Dental Plaque Information
Dental plaque is a sticky, clear substance which is always forming on your teeth. The sugar and food particles from your meals will combine with your saliva to form plaque, causing the teeth to feel sticky or dirty between brushing.
Plaque can begin to build up just hours after you brush your teeth in the morning, which is why it’s so important to brush at least twice a day, if not more. Interrupting the buildup of plaque as often as possible is vital to keeping the teeth clean and preventing the formation of tartar.
Dental Tartar Information
If dental plaque isn’t removed regularly and thoroughly, it will eventually harden into a substance known as ‘tartar.’ Unlike plaque, which can be removed with thorough brushing, tartar cannot be removed without the help of a professional dental cleaning.
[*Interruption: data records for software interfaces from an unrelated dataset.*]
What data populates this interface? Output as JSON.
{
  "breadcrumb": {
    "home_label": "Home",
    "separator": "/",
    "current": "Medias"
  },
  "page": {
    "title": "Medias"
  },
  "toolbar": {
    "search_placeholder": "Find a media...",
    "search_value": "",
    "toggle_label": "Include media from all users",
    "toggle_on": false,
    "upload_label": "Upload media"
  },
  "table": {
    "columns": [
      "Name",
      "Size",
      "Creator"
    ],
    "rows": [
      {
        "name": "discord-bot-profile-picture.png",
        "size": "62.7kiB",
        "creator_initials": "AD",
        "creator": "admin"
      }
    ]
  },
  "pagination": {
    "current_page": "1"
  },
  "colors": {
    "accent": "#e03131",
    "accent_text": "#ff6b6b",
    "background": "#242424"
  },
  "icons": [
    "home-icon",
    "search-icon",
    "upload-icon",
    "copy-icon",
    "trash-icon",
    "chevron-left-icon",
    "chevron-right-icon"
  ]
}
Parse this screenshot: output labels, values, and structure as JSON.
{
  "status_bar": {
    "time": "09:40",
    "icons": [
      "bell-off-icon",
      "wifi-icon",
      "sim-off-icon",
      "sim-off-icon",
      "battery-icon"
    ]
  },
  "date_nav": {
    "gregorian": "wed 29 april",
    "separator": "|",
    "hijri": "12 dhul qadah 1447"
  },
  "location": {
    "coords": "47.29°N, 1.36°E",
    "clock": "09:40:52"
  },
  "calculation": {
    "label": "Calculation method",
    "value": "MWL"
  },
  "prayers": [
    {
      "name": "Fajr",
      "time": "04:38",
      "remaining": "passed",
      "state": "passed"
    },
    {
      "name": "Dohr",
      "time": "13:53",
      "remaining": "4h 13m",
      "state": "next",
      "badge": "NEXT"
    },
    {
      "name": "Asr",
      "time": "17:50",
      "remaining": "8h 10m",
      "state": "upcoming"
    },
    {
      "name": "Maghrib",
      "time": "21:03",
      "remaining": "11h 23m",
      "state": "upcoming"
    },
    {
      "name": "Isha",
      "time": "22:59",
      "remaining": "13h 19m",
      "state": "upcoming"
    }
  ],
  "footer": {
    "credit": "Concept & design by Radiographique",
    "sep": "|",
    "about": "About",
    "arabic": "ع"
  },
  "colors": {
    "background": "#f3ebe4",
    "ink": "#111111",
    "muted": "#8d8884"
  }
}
Additionally, the longer you allow tartar to buildup and harden, the more difficult it becomes to remove.
Untreated tartar buildup can increase the risk of tooth decay and gum disease. Both of these dental issues can be uncomfortable and expensive to treat.
We all experience the buildup of plaque on our teeth. The best way to prevent this plaque from hardening into tartar and causing additional dental problems is to practice good oral hygiene. This means making sure to brush your teeth at least twice a day with fluoride toothpaste, floss daily, and visit your general dentist for regular dental cleanings and exams.
To make an appointment with our skilled periodontist, or for additional information about keeping your gum tissue healthy, please contact Coastal Periodontics here in Portsmouth, New Hampshire!